by Rob Williams on November 19, 2007 in Processors
We took a look at Intel’s first 45nm desktop offering a few weeks ago and already have a preview of it’s successor. The QX9770 is equipped with a 3.2GHz frequency and is the first Intel CPU to support a 1600MHz Front-Side-Bus. Read on to see how it compares to the rest of our fleet.
It’s time to get our hands dirty with manual benchmarks… true real-world tests! To start off our battery of multi-media tests, we will be taking a look at two video encoding applications that both benefit from SSE4, DivX and TMPGEnc.
The DivX encoder has supported SSE instruction sets to some degree in the past, but beginning with 6.6.0, SSE4 support has been added in the form of “Experimental Full Search”. Although I have been unable to see quality differences between the original encoding method and this new algorithm, I am told that overall quality should prove better with the newer method. The downside is that the newer process takes longer than a standard process, but that’s where the benefits of SSE4 come into play.
When using DivX 6.6.0+, you will notice the Experimental Full Search option available under the Codec tab, which is left at Disabled by default. This, as we found out, is a good thing since it does indeed take longer overall. If you are a media enthusiast who cares a lot about quality and doesn’t mind the extra wait, then this might be the route to take. The end result may vary depending on certain factors, such as original video codec, original video quality and video length.

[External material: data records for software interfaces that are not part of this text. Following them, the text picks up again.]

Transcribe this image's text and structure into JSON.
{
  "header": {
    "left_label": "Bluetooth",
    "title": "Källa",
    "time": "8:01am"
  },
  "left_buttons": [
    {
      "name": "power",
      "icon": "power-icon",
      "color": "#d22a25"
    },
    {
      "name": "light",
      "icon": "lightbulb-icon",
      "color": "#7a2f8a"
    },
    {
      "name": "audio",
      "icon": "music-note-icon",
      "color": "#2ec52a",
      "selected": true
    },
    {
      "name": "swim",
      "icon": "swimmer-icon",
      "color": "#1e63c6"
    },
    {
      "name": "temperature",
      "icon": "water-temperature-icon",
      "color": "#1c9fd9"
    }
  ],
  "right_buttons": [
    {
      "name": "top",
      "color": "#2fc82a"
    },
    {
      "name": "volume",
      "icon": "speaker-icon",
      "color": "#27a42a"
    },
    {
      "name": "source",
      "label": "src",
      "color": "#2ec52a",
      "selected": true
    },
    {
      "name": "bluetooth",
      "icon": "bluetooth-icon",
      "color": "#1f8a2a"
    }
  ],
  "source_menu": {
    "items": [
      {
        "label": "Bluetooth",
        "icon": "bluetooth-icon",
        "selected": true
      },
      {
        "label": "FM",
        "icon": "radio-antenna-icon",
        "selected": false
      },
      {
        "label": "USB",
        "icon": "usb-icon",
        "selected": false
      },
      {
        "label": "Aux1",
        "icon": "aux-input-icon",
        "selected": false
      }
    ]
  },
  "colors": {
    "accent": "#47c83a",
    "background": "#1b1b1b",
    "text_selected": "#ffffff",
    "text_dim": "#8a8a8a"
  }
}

Using the default options, the differences are small. Our QX9650 did prove faster overall (over the QX6850), but it was just over 4%. We decided to stick with our Experimental Full Search testing here, since we have a Nero Recode test coming up with takes care of a similar “stock” option.
For our testing, we are using a 0.99GB high-quality DivX .AVI of Half-Life 2: Episode Two gameplay. The video is just under 4 minutes in length and is in 720p resolution, which equates to a video bit rate of ~45Mbps, not dissimilar to standard 720p movies. We converted the video two different ways.
First, we encoded the video at the same resolution but a lower quality, so as to achieve a far more acceptable file size (~150MB). The second method is encoding of the same video, but to a 480×272 resolution, similar to what some mobile devices use. This last method is not entirely realistic as it’s unlikely the exported video would work on such a device, but the test is to see the benefits of SSE4 in general. Though DivX is the only popular codec to utilize SSE4 at this time, many more should offer support in the new year, making these results relevant.
It’s tests like this that show the true benefits of a Quad-Core processor. The Dual-Core CPUs fall so far behind, it makes the decision on whether or not a Quad-Core is worth the money a whole lot easier. As expected, the QX9770 performed 5% faster than our QX9650.
TMPGEnc 4.4 Express
TMPGEnc XPress is a great application for being able to take a variety of video types and convert them to numerous different file formats for use elsewhere, such as DivX, H.264, QuickTime and HDV. Like DivX above, TMPGEnc 4.4 and onward supports SSE4.
In our QX9650 review a few weeks ago, we mentioned that the developers of TMPGEnc told us that 4.4 Express would not be available for customers until 2008. They have since scrapped that idea, as the program is now available for purchase and upgrade on the official website.
Since we’ve tackled DivX AVI already, for this test we will be taking a 1:16 video which weighs in at 1GB and export it to an MPEG file at 1440×1080 resolution, 29.97fps.
SSE4 is a huge leap for video encoding, which can be seen when comparing the two new processors to our QX6850, which was top-of-the-line just this past summer. Through multiple runs, TMPGEnc on the QX9770 proved 6 – 8 seconds faster (I kept the average) than what the QX9650 could muster, which may be due to the faster FSB, but a lot more testing will need to be completed before concluding on that idea.
Next, we will be taking a look at more video encoders that do not take advantage of the new instruction set, Nero and After Effects.